All of the ponds in the Blue Hole area were constructed as mitigation units to replace riparian habitat destroyed by the construction of Interstate Highway 80. The pond substrates and margins were alluvial sand. Water quality of seepages supplying the ponds was excellent. Fishing was also attractive and bank fishermen trampled purple loosestrife stalks along the shoreline to make room for their sport. Unfortunately, the stalks that were trampled outward into the pond developed aerenchyma along the submerged stems, and sprouted adventitious root and stem buds. By these means, the species had moved outward over a shallowly (1:8) sloping bottom. Unusually high and prolonged flooding in the spring and early summer of 1983 scoured the shorelines of Blue Hole and greatly reduced purple loosestrife abundance; however, by the end of the 1985 growing season, L. salicaria was obviously a hardy and aggressive survivor. It had spread along the scoured outlet of Blue Hole and colonized new habitats on each side of the stream. It had also colonized an adjacent pond where it was displacing a native flatsedge (Cyperus erythrorhizos) along the pond margin (D. Q. Thompson, unpublished field notes).
Although it is too early to assess the impact of the Blue Hole infestation, the potential for habitat degradation is very serious. An ecological study of sandhill cranes (Grus canadensis) along the Platte and North Platte rivers (USFWS 1981) showed that about 80% of North American sandhill cranes use this area as a migratory rest stop enroute to their boreal and subarctic breeding grounds. Flood control and irrigation structures in Colorado, Wyoming, and western Nebraska divert about 70% of the Platte's annual waterflow, resulting in reduced scouring of sandbars and less shifting of alluvial sediments. Thousands of hectares that were formerly emergent aquatic vegetation are now overgrown with woody vegetation and unattractive to sandhill cranes (USFWS 1981). Krapu et al. (1984) estimated that about 0.5 million cranes use shallows and sandbars along 111 km of open river channel as night roosts. By using the estimates of Krapu et al. (1984) we calculated that about 0.4 million of these cranes use night roost sites downstream from the Blue Hole infestation. Management plans for the crane staging areas recognize the need to keep existing roosting sites open and to bring overgrown areas back to earlier seral states. The presence of purple loosestrife in many of these sites seriously complicates these management plans.
Other reports of L. salicaria in Nebraskan riparian habitats come from the Niobrara River along the north-central border. In 1980, the plant was collected at two sites by botanists from the University of Nebraska-Lincoln (R. B. Kaul, letter, 15 February 1982). More recently, K. Menzel (letter, 14 August 1984) reported that L. salicaria infestations are now more or less continuous along 20 km of the Niobrara from south of Norden to Meadville, with another concentration near the bridge north of Newport.

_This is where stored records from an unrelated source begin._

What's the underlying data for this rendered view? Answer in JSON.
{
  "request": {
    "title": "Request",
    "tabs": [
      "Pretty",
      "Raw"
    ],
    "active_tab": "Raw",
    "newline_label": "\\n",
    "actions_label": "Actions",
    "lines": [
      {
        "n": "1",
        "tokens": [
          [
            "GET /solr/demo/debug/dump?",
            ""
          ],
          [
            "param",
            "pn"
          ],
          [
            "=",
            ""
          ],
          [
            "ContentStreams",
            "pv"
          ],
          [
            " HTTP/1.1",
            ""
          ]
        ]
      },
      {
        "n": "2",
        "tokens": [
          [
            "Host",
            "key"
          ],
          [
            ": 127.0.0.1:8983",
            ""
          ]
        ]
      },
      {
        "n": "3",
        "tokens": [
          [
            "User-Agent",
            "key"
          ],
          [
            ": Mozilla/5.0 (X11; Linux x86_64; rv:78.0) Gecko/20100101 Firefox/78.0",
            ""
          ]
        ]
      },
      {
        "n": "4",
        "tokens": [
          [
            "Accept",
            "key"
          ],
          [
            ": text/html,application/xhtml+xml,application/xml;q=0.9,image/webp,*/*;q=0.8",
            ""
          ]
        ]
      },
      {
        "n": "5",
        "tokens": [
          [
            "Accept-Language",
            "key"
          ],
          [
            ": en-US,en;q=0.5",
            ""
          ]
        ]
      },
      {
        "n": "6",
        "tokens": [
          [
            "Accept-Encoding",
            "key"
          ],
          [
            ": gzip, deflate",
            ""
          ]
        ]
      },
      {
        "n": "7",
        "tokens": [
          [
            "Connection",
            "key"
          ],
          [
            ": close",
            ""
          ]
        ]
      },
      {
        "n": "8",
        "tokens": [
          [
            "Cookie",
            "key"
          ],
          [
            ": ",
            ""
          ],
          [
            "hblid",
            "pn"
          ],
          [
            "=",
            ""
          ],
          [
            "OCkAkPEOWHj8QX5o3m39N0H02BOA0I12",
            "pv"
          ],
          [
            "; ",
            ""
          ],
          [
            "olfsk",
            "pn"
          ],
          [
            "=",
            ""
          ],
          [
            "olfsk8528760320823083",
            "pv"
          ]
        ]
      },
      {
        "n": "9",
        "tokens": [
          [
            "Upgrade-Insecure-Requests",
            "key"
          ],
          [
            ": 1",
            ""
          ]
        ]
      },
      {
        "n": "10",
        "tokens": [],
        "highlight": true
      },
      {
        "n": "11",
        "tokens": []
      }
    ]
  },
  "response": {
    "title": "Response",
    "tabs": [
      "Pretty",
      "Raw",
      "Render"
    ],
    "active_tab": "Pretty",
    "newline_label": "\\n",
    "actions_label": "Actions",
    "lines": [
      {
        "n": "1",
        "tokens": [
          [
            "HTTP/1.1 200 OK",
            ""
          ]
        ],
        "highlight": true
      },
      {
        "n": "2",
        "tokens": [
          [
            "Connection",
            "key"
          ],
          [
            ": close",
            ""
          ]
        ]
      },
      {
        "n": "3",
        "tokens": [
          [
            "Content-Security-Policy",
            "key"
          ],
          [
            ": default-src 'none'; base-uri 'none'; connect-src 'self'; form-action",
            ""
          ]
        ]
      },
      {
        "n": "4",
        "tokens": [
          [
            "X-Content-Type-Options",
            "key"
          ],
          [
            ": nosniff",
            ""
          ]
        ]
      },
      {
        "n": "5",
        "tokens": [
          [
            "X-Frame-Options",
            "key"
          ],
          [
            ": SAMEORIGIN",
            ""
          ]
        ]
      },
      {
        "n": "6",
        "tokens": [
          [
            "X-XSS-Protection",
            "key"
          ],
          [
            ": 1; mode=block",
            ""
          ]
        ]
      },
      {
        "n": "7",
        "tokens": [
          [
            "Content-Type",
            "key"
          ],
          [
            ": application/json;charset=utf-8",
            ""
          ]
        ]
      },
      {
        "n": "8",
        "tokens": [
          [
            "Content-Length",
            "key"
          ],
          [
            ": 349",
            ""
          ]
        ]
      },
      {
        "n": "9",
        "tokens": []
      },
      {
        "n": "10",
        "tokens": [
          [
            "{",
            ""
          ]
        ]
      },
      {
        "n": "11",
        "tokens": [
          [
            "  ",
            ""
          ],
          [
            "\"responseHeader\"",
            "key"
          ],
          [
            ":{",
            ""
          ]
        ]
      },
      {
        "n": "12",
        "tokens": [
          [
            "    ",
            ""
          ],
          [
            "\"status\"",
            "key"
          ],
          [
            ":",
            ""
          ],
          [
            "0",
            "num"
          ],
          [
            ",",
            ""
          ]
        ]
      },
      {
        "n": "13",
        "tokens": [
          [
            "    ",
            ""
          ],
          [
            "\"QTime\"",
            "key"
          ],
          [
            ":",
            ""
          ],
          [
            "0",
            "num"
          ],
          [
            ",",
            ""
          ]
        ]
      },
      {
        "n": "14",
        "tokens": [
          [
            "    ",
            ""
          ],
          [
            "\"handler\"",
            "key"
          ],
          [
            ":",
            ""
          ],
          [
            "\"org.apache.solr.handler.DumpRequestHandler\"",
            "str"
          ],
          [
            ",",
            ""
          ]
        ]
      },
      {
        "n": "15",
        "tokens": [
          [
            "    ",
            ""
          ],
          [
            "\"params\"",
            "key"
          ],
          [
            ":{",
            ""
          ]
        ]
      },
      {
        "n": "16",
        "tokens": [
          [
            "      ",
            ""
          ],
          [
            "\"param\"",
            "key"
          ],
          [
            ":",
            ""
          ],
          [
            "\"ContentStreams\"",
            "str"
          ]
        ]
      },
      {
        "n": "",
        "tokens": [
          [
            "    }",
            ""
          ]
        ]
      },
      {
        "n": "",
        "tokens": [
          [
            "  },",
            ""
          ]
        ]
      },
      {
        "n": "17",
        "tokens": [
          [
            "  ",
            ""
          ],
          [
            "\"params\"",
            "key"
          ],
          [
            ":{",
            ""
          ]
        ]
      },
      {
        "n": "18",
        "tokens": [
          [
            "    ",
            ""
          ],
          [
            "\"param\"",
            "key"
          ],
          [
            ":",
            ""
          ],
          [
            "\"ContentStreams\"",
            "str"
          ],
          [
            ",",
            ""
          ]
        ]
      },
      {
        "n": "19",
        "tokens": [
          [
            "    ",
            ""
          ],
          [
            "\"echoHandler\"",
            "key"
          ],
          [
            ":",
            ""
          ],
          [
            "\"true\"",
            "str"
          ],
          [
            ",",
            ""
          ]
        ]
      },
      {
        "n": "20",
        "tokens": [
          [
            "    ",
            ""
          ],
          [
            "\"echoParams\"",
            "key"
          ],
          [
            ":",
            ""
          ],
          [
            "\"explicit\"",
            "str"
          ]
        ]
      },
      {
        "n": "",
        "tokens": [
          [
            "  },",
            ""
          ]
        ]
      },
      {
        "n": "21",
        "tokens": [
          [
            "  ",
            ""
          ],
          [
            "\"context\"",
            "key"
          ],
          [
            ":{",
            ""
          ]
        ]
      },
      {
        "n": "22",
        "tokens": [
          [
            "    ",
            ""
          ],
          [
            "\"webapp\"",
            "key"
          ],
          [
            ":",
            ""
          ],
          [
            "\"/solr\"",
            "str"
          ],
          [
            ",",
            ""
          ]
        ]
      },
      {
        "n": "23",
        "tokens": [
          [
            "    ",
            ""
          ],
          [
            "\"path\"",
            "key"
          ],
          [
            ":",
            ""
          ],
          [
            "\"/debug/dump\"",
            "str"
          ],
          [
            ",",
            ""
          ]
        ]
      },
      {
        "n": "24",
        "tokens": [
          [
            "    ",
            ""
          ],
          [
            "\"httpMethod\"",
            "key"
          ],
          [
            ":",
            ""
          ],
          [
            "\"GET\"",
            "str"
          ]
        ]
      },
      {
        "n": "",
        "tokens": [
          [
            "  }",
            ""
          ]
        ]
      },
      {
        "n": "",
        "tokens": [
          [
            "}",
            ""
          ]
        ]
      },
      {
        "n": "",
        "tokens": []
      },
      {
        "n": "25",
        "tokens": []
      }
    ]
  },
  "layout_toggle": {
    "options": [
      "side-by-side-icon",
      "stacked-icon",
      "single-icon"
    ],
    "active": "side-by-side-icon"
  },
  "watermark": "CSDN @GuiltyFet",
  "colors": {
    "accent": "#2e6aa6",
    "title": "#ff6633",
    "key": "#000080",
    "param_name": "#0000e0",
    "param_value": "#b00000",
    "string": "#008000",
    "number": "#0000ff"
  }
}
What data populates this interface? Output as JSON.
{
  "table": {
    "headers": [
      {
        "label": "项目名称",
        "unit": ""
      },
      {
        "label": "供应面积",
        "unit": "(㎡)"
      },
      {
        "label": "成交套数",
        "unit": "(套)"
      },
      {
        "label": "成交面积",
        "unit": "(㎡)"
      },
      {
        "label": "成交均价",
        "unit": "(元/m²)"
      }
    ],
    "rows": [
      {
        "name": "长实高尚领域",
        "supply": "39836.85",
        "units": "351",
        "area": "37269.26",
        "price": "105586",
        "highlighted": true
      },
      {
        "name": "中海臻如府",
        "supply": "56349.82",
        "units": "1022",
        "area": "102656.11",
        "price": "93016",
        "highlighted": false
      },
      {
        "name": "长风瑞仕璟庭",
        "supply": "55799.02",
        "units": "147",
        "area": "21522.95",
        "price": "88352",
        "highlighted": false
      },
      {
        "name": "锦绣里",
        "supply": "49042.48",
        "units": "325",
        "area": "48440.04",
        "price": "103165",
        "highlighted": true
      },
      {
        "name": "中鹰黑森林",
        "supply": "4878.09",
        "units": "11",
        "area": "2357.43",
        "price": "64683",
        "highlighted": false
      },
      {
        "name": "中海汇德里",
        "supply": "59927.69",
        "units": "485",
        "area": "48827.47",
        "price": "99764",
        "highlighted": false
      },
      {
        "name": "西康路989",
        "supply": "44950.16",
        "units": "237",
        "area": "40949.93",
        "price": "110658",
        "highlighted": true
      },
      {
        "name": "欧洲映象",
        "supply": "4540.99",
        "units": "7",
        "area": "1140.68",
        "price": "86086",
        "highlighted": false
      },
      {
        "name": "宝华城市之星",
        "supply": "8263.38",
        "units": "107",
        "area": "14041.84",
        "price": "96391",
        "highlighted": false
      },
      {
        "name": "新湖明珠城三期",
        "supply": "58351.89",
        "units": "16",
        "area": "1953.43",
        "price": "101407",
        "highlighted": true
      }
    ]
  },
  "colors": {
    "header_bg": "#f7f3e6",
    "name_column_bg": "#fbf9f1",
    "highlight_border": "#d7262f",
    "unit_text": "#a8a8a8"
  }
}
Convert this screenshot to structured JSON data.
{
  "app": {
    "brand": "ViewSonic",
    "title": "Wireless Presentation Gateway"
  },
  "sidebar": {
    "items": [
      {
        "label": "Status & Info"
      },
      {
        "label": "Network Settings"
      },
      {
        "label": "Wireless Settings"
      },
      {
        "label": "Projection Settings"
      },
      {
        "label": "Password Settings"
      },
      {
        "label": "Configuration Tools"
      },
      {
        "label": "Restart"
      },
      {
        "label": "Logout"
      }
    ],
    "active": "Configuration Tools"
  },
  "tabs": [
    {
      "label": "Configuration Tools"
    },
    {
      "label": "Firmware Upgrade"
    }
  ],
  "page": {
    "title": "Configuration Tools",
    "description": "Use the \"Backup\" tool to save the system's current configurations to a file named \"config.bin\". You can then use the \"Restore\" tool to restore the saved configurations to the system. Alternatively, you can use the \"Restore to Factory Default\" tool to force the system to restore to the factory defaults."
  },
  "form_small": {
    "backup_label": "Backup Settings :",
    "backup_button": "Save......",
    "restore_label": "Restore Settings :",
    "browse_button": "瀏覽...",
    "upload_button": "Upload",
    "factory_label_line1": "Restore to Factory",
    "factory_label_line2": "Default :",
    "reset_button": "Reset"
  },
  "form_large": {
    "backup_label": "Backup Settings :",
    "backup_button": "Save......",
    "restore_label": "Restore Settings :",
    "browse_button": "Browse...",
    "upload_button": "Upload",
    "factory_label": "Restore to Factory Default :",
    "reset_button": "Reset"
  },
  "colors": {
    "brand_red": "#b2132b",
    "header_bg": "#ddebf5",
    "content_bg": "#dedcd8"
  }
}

A last example of the successful colonization of a western riparian site comes from Wyoming. The first and, to our knowledge, only report of purple loosestrife from this State is from a field collection made by State botanists in 1979 (Lichvar and Dorn 1980). Visits to this site by the senior author in 1982 and 1983 showed a mature stand of purple loosestrife that had invaded about 1 ha of wetland. This slough had developed in a former dry wash that had become a permanent wetland with the establishment of the Shoshone Reclamation Project in the 1930's. About 30 cm of sediment and organic debris had accumulated in 50 years of seepage and runoff. Despite vigorous stands of Typha latifolia, Scirpus acutus, and Carex spp., L. salicaria had spread throughout the small slough and threatened to dominate the site (Fig. 11).